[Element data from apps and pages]
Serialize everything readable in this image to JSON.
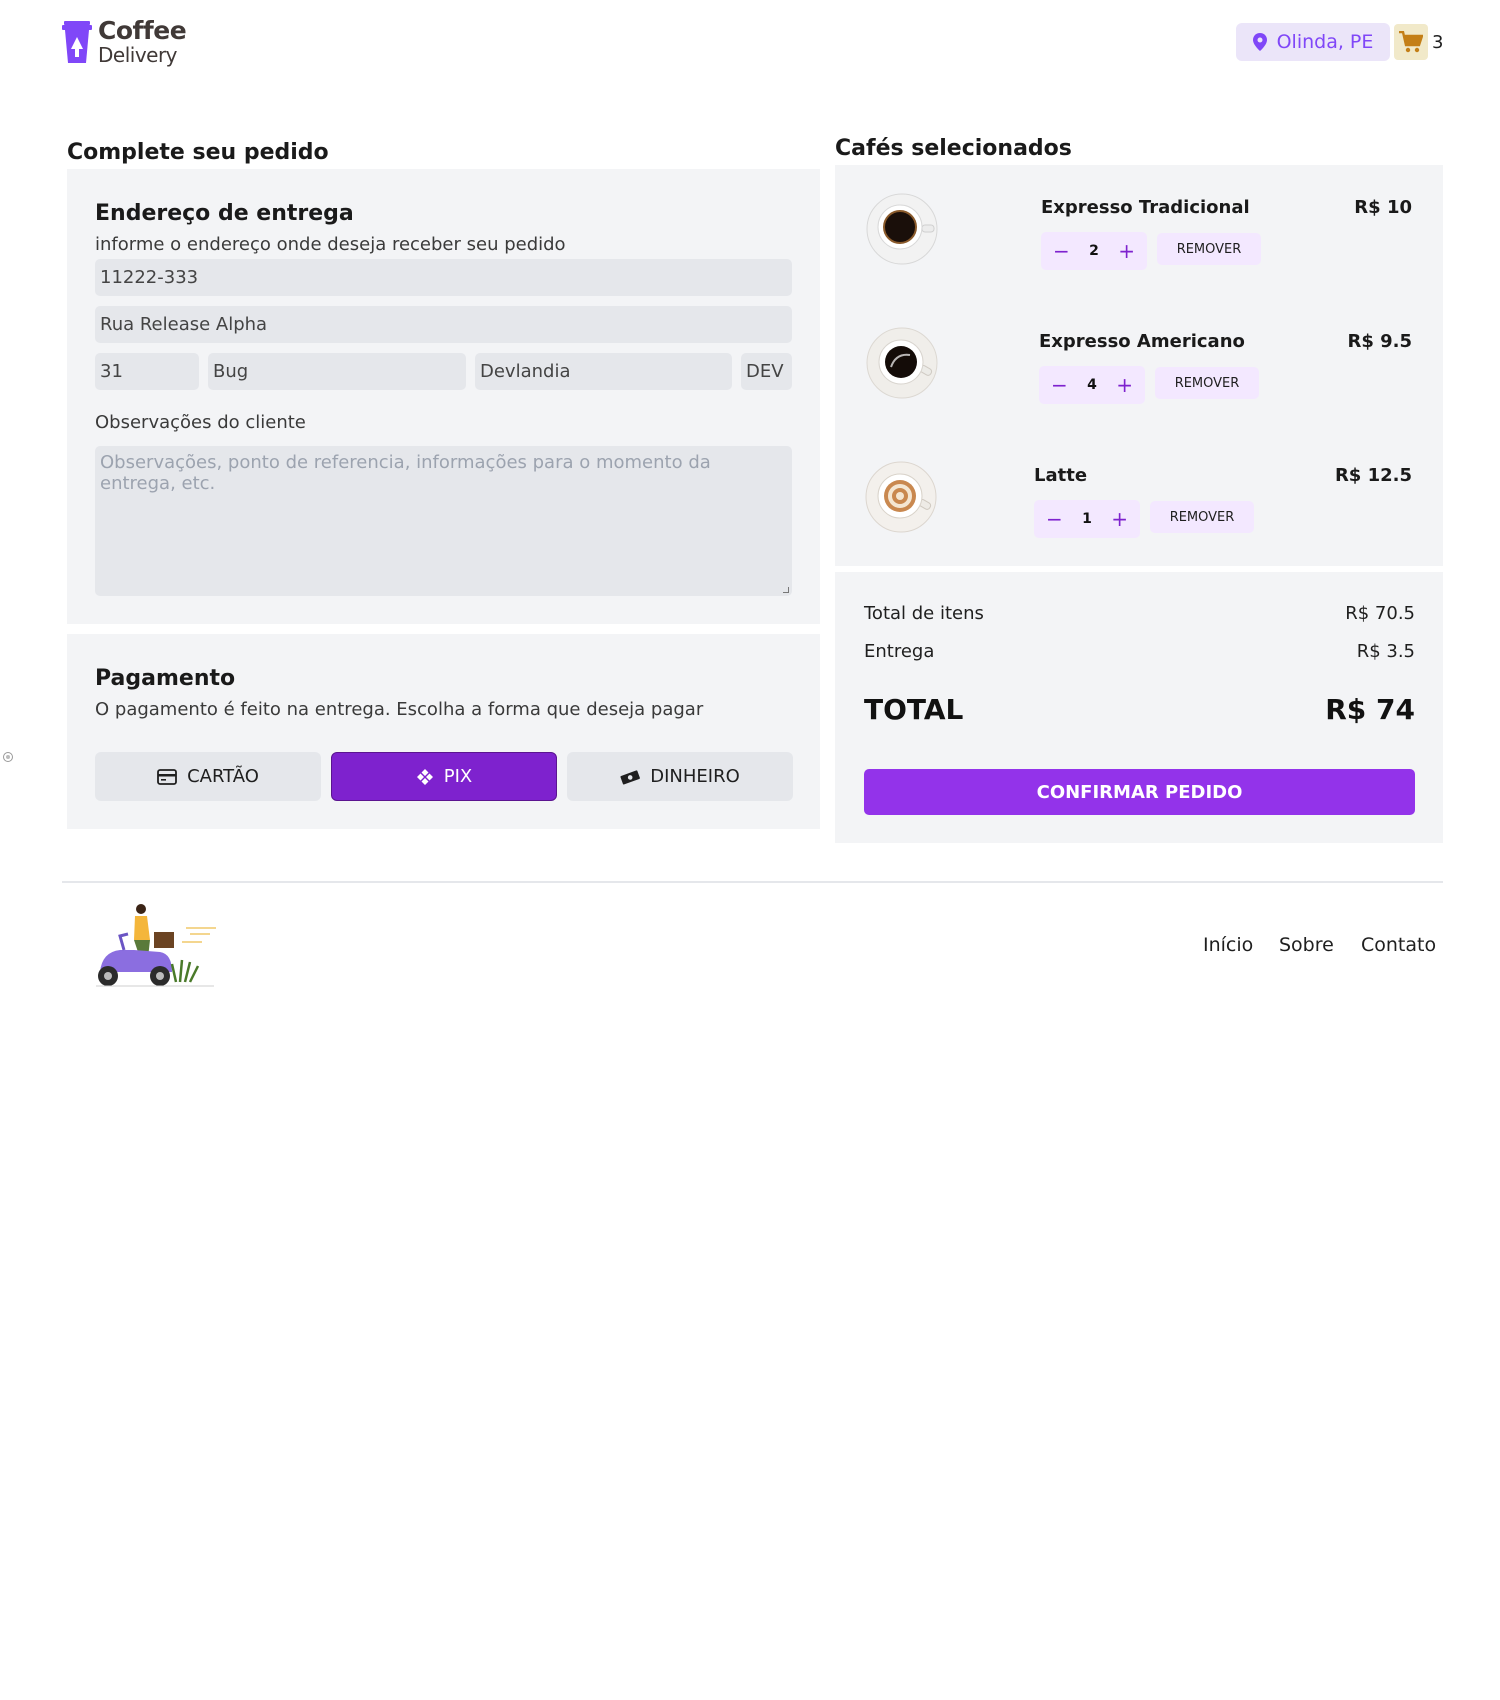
{
  "header": {
    "logo_line1": "Coffee",
    "logo_line2": "Delivery",
    "location": "Olinda, PE",
    "cart_count": "3"
  },
  "order": {
    "title": "Complete seu pedido",
    "address": {
      "heading": "Endereço de entrega",
      "subtitle": "informe o endereço onde deseja receber seu pedido",
      "cep": "11222-333",
      "street": "Rua Release Alpha",
      "number": "31",
      "complement": "Bug",
      "city": "Devlandia",
      "uf": "DEV",
      "notes_label": "Observações do cliente",
      "notes_placeholder": "Observações, ponto de referencia, informações para o momento da entrega, etc."
    },
    "payment": {
      "heading": "Pagamento",
      "subtitle": "O pagamento é feito na entrega. Escolha a forma que deseja pagar",
      "options": [
        "CARTÃO",
        "PIX",
        "DINHEIRO"
      ],
      "selected": "PIX"
    }
  },
  "cart": {
    "title": "Cafés selecionados",
    "items": [
      {
        "name": "Expresso Tradicional",
        "price": "R$ 10",
        "qty": "2",
        "remove": "REMOVER"
      },
      {
        "name": "Expresso Americano",
        "price": "R$ 9.5",
        "qty": "4",
        "remove": "REMOVER"
      },
      {
        "name": "Latte",
        "price": "R$ 12.5",
        "qty": "1",
        "remove": "REMOVER"
      }
    ],
    "summary": {
      "items_label": "Total de itens",
      "items_value": "R$ 70.5",
      "delivery_label": "Entrega",
      "delivery_value": "R$ 3.5",
      "total_label": "TOTAL",
      "total_value": "R$ 74"
    },
    "confirm_label": "CONFIRMAR PEDIDO"
  },
  "footer": {
    "links": [
      "Início",
      "Sobre",
      "Contato"
    ]
  },
  "colors": {
    "brand_purple": "#8047f8",
    "pix_selected": "#7e22ce",
    "confirm_button": "#9333ea",
    "panel_bg": "#f3f4f6",
    "field_bg": "#e5e7eb",
    "cart_yellow": "#f1e9c9"
  }
}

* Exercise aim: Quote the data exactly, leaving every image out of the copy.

* Exercise response:
Serialize everything readable in this image to JSON.
{
  "header": {
    "logo_line1": "Coffee",
    "logo_line2": "Delivery",
    "location": "Olinda, PE",
    "cart_count": "3"
  },
  "order": {
    "title": "Complete seu pedido",
    "address": {
      "heading": "Endereço de entrega",
      "subtitle": "informe o endereço onde deseja receber seu pedido",
      "cep": "11222-333",
      "street": "Rua Release Alpha",
      "number": "31",
      "complement": "Bug",
      "city": "Devlandia",
      "uf": "DEV",
      "notes_label": "Observações do cliente",
      "notes_placeholder": "Observações, ponto de referencia, informações para o momento da entrega, etc."
    },
    "payment": {
      "heading": "Pagamento",
      "subtitle": "O pagamento é feito na entrega. Escolha a forma que deseja pagar",
      "options": [
        "CARTÃO",
        "PIX",
        "DINHEIRO"
      ],
      "selected": "PIX"
    }
  },
  "cart": {
    "title": "Cafés selecionados",
    "items": [
      {
        "name": "Expresso Tradicional",
        "price": "R$ 10",
        "qty": "2",
        "remove": "REMOVER"
      },
      {
        "name": "Expresso Americano",
        "price": "R$ 9.5",
        "qty": "4",
        "remove": "REMOVER"
      },
      {
        "name": "Latte",
        "price": "R$ 12.5",
        "qty": "1",
        "remove": "REMOVER"
      }
    ],
    "summary": {
      "items_label": "Total de itens",
      "items_value": "R$ 70.5",
      "delivery_label": "Entrega",
      "delivery_value": "R$ 3.5",
      "total_label": "TOTAL",
      "total_value": "R$ 74"
    },
    "confirm_label": "CONFIRMAR PEDIDO"
  },
  "footer": {
    "links": [
      "Início",
      "Sobre",
      "Contato"
    ]
  },
  "colors": {
    "brand_purple": "#8047f8",
    "pix_selected": "#7e22ce",
    "confirm_button": "#9333ea",
    "panel_bg": "#f3f4f6",
    "field_bg": "#e5e7eb",
    "cart_yellow": "#f1e9c9"
  }
}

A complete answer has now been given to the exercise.